Impact of HIV/AIDS on Household Economy 1. Background: Africa, little progress has been made in understanding the micro economic effects of the assistance targeting HIV/AIDS affected households in the area, and was interested in File Size: KB. HIV/AIDS affects economic growth by reducing the availability of human capital. Without proper prevention, nutrition, health care and medicine that is available in developing countries, large numbers of people are falling victim to AIDS.. People living with HIV/AIDS will not only be unable to work, but will also require significant medical care. The forecast is that this will probably . [This book] takes an oft-ignored aspect of AIDS and analyses the economic effects on household Falleiro is probably the first author to give the micro-view of the families which carry the burden of survival amidst this despair the findings are based on personal interviews/surveys of HIV/ AIDS affected families and non-affected 5/5(1). What role can economic empowerment strategies play in reducing HIV risk Importantly then, economic empowerment requires more than financial resources; the holder of those resources must also have the authority and AIDS-affected households in Zambia. Small Enterprise Development. 16 (3):

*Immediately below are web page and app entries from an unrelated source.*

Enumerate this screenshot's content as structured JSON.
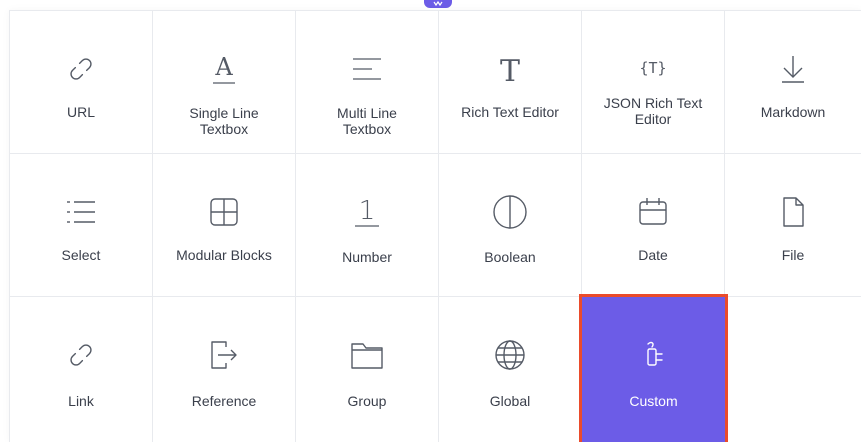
{
  "accent_color": "#6c5ce7",
  "highlight_border_color": "#ea4b2b",
  "fields": [
    {
      "label": "URL",
      "icon": "url-link-icon"
    },
    {
      "label": "Single Line Textbox",
      "icon": "single-line-text-icon"
    },
    {
      "label": "Multi Line Textbox",
      "icon": "multi-line-text-icon"
    },
    {
      "label": "Rich Text Editor",
      "icon": "rich-text-icon"
    },
    {
      "label": "JSON Rich Text Editor",
      "icon": "json-rich-text-icon"
    },
    {
      "label": "Markdown",
      "icon": "markdown-arrow-icon"
    },
    {
      "label": "Select",
      "icon": "list-select-icon"
    },
    {
      "label": "Modular Blocks",
      "icon": "modular-blocks-icon"
    },
    {
      "label": "Number",
      "icon": "number-one-icon"
    },
    {
      "label": "Boolean",
      "icon": "boolean-circle-icon"
    },
    {
      "label": "Date",
      "icon": "calendar-icon"
    },
    {
      "label": "File",
      "icon": "file-icon"
    },
    {
      "label": "Link",
      "icon": "link-icon"
    },
    {
      "label": "Reference",
      "icon": "reference-icon"
    },
    {
      "label": "Group",
      "icon": "folder-icon"
    },
    {
      "label": "Global",
      "icon": "globe-icon"
    },
    {
      "label": "Custom",
      "icon": "plug-icon",
      "selected": true
    }
  ],
  "field_labels": {
    "url": "URL",
    "single_line_1": "Single Line",
    "single_line_2": "Textbox",
    "multi_line_1": "Multi Line",
    "multi_line_2": "Textbox",
    "rich_text": "Rich Text Editor",
    "json_rich_1": "JSON Rich Text",
    "json_rich_2": "Editor",
    "markdown": "Markdown",
    "select": "Select",
    "modular_blocks": "Modular Blocks",
    "number": "Number",
    "boolean": "Boolean",
    "date": "Date",
    "file": "File",
    "link": "Link",
    "reference": "Reference",
    "group": "Group",
    "global": "Global",
    "custom": "Custom"
  },
  "icon_glyphs": {
    "single_line": "A",
    "rich_text": "T",
    "json_rich": "{T}",
    "number": "1"
  }
}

AIDS-affected households are often taken out of school. Deaths and illnesses have also affected education-sector administrators and teachers resulting in a reduction in the supply of educational services and an increase of educational system costs. The health sector in the most affected The Social and Economic Implications of HIV/AIDS 25 20 Cited by: 5. The Economic Impact of HIV/AIDS on Rural Households in Limpopo Province S.A. Oni, C.L. Obi, A. Okone, D. Thabede and A. Jordaan Although HIV/AIDS infection is a global problem, the epicentre of the disease lies in Africa. HIV/AIDS-affected households. Background In recent years, Zimbabwe has experienced an alarming increase in HIV/AIDS prevalence, with percent of the adult population now esti-mated to be infected.1 As the United Nations Economic Commission on Africa stated in their report, “Zimbabwe faces the worst economic cri-.   Financial and logistical planning of social support and health services for households affected by HIV/AIDS clearly needs to be based on valid epidemiological and economic information. Internationally, studies estimating effects of HIV on households are often impaired by a lack of longitudinal data and of unaffected comparison populations.[ 6 ]Cited by: